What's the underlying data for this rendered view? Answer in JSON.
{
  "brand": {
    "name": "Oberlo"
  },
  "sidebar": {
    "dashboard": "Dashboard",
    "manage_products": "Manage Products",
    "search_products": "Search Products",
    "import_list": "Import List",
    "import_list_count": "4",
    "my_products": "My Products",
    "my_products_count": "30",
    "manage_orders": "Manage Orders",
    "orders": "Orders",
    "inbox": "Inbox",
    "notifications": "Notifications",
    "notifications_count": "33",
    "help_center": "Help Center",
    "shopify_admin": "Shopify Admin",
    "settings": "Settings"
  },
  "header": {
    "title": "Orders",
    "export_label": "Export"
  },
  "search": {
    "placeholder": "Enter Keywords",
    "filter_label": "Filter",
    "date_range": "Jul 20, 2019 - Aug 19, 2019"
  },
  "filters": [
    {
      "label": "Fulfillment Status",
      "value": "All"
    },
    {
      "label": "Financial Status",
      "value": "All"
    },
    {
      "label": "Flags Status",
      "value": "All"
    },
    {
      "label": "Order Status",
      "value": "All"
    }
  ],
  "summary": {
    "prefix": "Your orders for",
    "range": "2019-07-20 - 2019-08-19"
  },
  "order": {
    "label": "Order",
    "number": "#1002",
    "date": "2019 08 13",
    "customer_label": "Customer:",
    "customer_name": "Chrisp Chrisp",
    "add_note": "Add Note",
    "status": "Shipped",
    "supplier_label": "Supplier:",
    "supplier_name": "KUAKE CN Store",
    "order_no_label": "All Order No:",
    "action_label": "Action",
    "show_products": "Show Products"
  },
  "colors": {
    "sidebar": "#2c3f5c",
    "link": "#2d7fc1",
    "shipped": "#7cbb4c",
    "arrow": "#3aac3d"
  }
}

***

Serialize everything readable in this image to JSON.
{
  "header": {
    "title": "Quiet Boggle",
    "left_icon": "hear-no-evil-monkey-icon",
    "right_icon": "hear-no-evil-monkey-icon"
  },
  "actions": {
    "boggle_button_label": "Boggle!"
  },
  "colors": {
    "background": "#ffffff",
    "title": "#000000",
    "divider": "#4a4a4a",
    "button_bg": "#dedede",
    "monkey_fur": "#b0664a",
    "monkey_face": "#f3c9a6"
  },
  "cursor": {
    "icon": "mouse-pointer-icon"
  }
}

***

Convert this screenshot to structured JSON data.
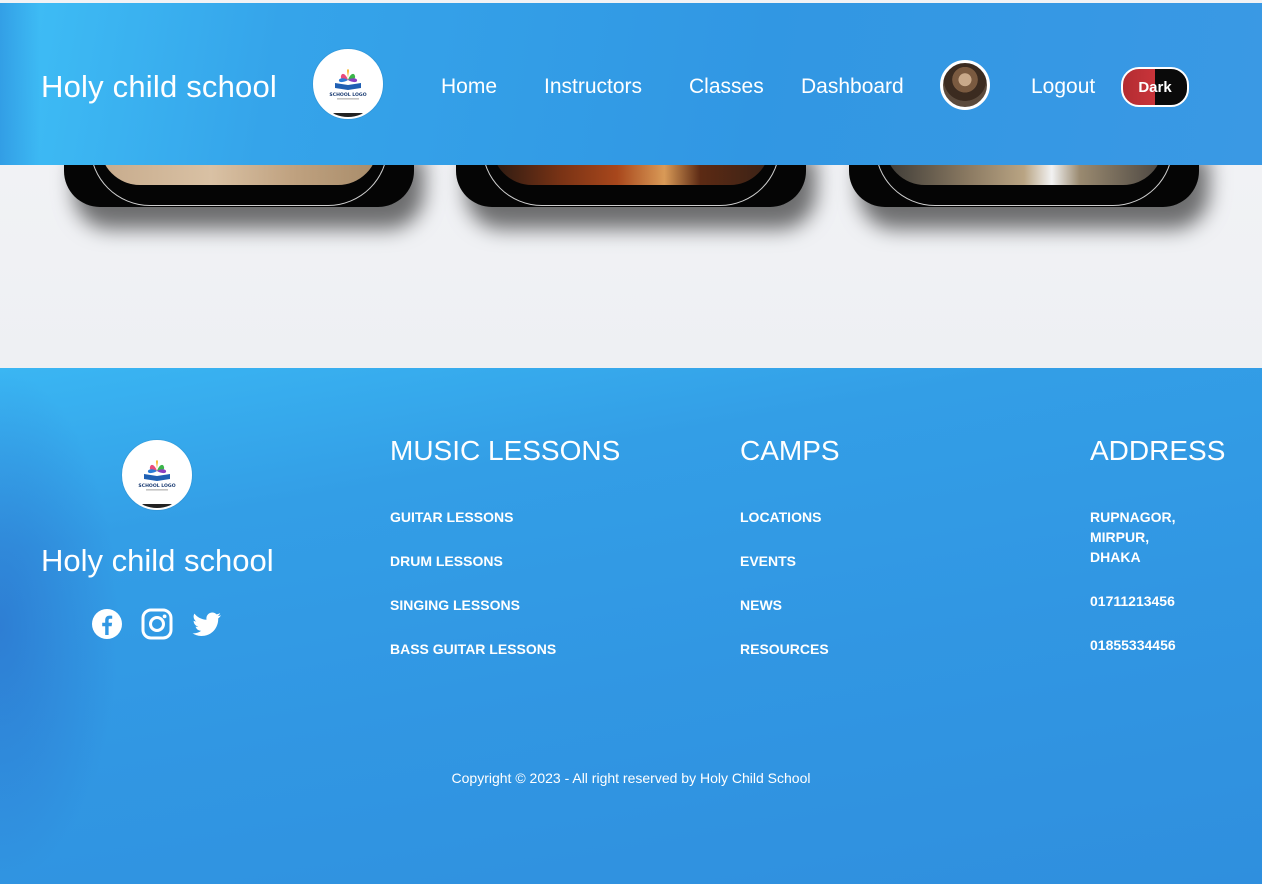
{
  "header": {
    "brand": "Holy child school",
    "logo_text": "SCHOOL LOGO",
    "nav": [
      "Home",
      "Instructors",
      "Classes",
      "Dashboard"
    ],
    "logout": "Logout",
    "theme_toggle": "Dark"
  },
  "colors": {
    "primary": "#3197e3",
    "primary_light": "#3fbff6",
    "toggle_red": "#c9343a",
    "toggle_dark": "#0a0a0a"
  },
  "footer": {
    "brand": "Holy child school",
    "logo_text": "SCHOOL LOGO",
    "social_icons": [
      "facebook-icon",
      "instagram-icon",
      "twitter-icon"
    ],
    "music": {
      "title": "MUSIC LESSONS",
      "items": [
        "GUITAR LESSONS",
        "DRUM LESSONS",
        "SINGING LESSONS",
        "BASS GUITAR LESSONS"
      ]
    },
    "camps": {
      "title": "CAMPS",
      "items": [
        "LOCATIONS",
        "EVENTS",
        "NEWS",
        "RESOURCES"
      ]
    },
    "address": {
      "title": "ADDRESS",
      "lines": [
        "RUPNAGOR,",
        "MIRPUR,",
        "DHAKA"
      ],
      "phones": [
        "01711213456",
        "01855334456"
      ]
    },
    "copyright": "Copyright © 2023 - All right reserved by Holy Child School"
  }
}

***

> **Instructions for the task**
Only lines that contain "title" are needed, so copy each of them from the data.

> **Answer for the task**
    "title": "Orders",
    "title": "Quiet Boggle",
    "title": "#000000",
      "title": "MUSIC LESSONS",
      "title": "CAMPS",
      "title": "ADDRESS",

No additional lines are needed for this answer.